Monthly Archives: January 2014

We Review: 47 Ronin – “Even though Keanu can’t act, It was still good!” MR

47 Ronin

From Wikipedia, the free encyclopedia
47 Ronin

Teaser poster
Directed by Carl Erik Rinsch
Produced by Pamela Abdy
Eric McLeod
Screenplay by Chris Morgan
Hossein Amini
Story by Chris Morgan
Walter Hamada
Starring Keanu Reeves
Hiroyuki Sanada
Tadanobu Asano
Rinko Kikuchi
Kou Shibasaki
Jin Akanishi
Min Tanaka
Music by Ilan Eshkeri
Cinematography John Mathieson
Editing by Craig Wood
Studio H2F Entertainment
Mid Atlantic Films
Moving Picture Company
Stuber Productions
Distributed by Universal Pictures
Release dates
  • December 6, 2013 (Japan)
  • December 25, 2013(United States)
  • December 26, 2013(United Kingdom, Hungary)
Running time 119 minutes[1]
Country United States
United Kingdom
Language English
Budget $175 million[2]
Box office $84,525,695

47 Ronin is a 2013 American fantasy action film depicting a fictional account of the forty-seven Ronin, a real-life group of masterless samurai in 18th-century Japan who avenged the murder of their master (stories, plays and other dramatic performances of the 47 Ronin story are commonly referred to as Chūshingura in Japan). Produced by Universal Studios, the film is directed by Carl Erik Rinsch and stars Keanu Reeves. Filming started in Budapest in March 2011; it moved toShepperton Studios in London and was concluded in Japan.



The outcast Kai (Reeves), orphaned son of a British sailor and a Japanese peasant woman, joins a group of rōnin, led by Kuranosuke Oishi (Sanada), who seeks vengeance on Lord Kira (Tadanobu Asano), a ruthless rival daimyo who, aided by the sorceress Mizuki (Rinko Kikuchi), engineers the shaming and execution of their master and the banishment of the group by the shōgun. (The historical Kira was a protocol officer of the shōgun, not a daimyo.) The rōnin embark on a journey to get their revenge, overcoming challenges that would defeat most warriors.


Our Thoughts:
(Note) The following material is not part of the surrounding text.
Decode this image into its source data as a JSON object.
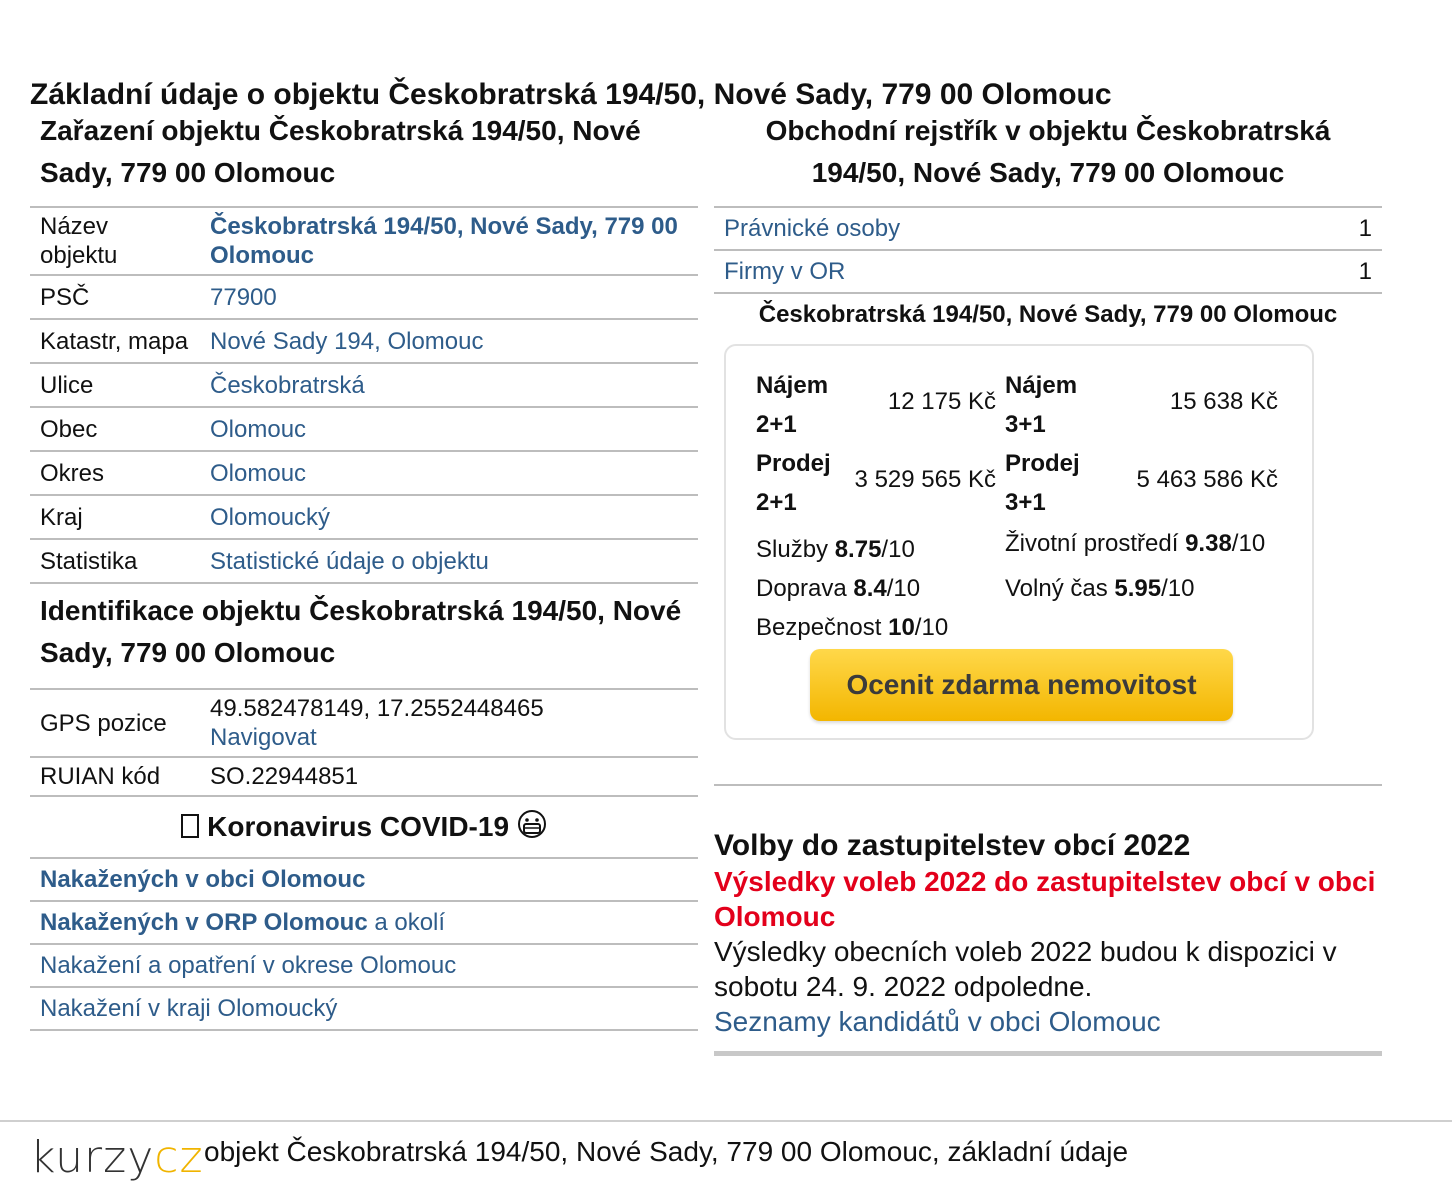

So I went into this film having not seen, or paid any attention to the trailers.  I have to say it was quality entertainment with very vivid imagery and costumes.  Keanu Reeves never uses the accent the rest of the actors do, and he barely has a facial expression throughout the film, but the movie is well written and well portrayed, especially since I learned that the legend of the 47 Ronin is a true legend that is celebrated in Japan every year. I recommend this to Ninja, Samurai, and oriental action film fans, and anyone who likes a good fantasy tale with dragons and beasts. Even though Keanu can’t act, It was still good!  4 stars – MR